It was a frequent occurrence on set, with constant corpsing causing disruptions in filming. Gatiss explains that attempting scenes with Davis was both brilliant and excruciating (as seen in the outtakes from the first season). “I resorted to digging my fingernails into my palms, desperately trying to keep it together.” The chemistry between the two was so strong – or as Gatiss puts it, “dangerous” – that they had to be separated during later scenes.
Jill’s harmful impact has deeply affected Davis’s life. She expresses, “Others perceive me as intimidating or unpleasant.” She dislikes this because it means she must work even harder to prove herself in a positive light. Although she strives to be well-liked in her personal life, she doesn’t concern herself with others’ opinions in her art.
Did you not feel excited to portray someone with such a twisted personality? Davis states that it was not her fantasy, but she did discover that playing Jill, who is much louder than her, helped her feel more relaxed after a scene. She admits to feeling internally tense, so the role served as a form of therapy for her.
Eldon also highlights the contrast between Davis and her monstrous character. He finds it amusing that such a kind and lovely individual has such non-Disney ideas brewing in her mind. Eldon’s character bore the brunt of this, as Jill organized a fake funeral for Terry and used his gravestone as advertisement for her salon. In the end, he was held hostage and restrained to a bed while wearing a diaper. Eldon recalls the uncomfortable filming of this scene on a hot summer day in a small, crowded house with closed and blacked-out windows to simulate night-time. He considers himself lucky to have been in a cool diaper while the rest of the crew sweated it out in regular clothing.
The show tapped into a quintessential British sensibility of repressed passive aggression so successfully that Davis even upset local residents when filming. “I was jogging around in my bra and knickers [trying to seduce Don] in a suburban cul-de-sac,” she says. “This woman came out and started saying, ‘Oh, we don’t like her.’ But to her dog, with me standing right there!”
According to Gatiss, the show is a classic cult comedy that has gained a dedicated following. He often encounters fans who quote lines from the show and it has particularly resonated with the LGBTQ+ community. At the Vauxhall Tavern, there are drag competitions where contestants compete to become Miss Jill Tyrell.

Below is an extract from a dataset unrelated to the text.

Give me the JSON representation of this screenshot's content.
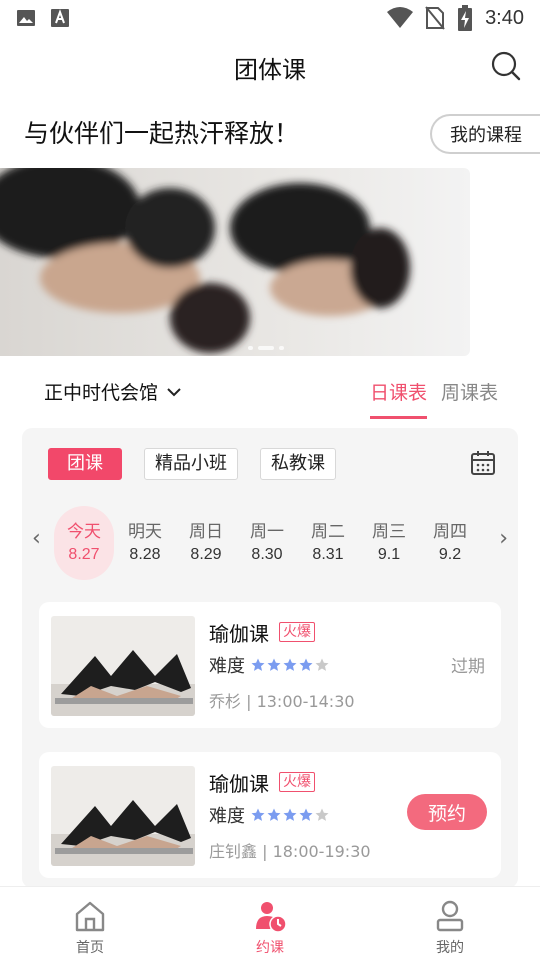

Gatiss and Davis have even discussed surprising audiences by showing up as their characters, Jill and Glen.
Although Nighty Night is still adored as a comedy, there is a lingering sense of unfinished business for Davis. She was dissatisfied with the second season, which shifted from the confined suburbs to Cornwall. “I definitely felt the pressure of the second season,” she explains. “There are some hilarious moments and I adore everyone involved, but it became too cartoonish. However, that’s the risk you take when you try new things … I suppose we’ll just have to create a third season.”
Is it a possibility? Davis expresses, “It’s enjoyable to imagine Jill with children. I am aware of how she would handle any circumstance, which is quite uncommon. I have not experienced that with any other character. However, I tend to put too much pressure on myself. The story would have to be exceptionally strong for it to be worth revisiting.”
Currently, Davis is content that Nighty Night is still able to bring joy and unease twenty years later. “I am satisfied with it,” she expresses. “I appreciate that it brings happiness to people, even though it’s a bit unusual.”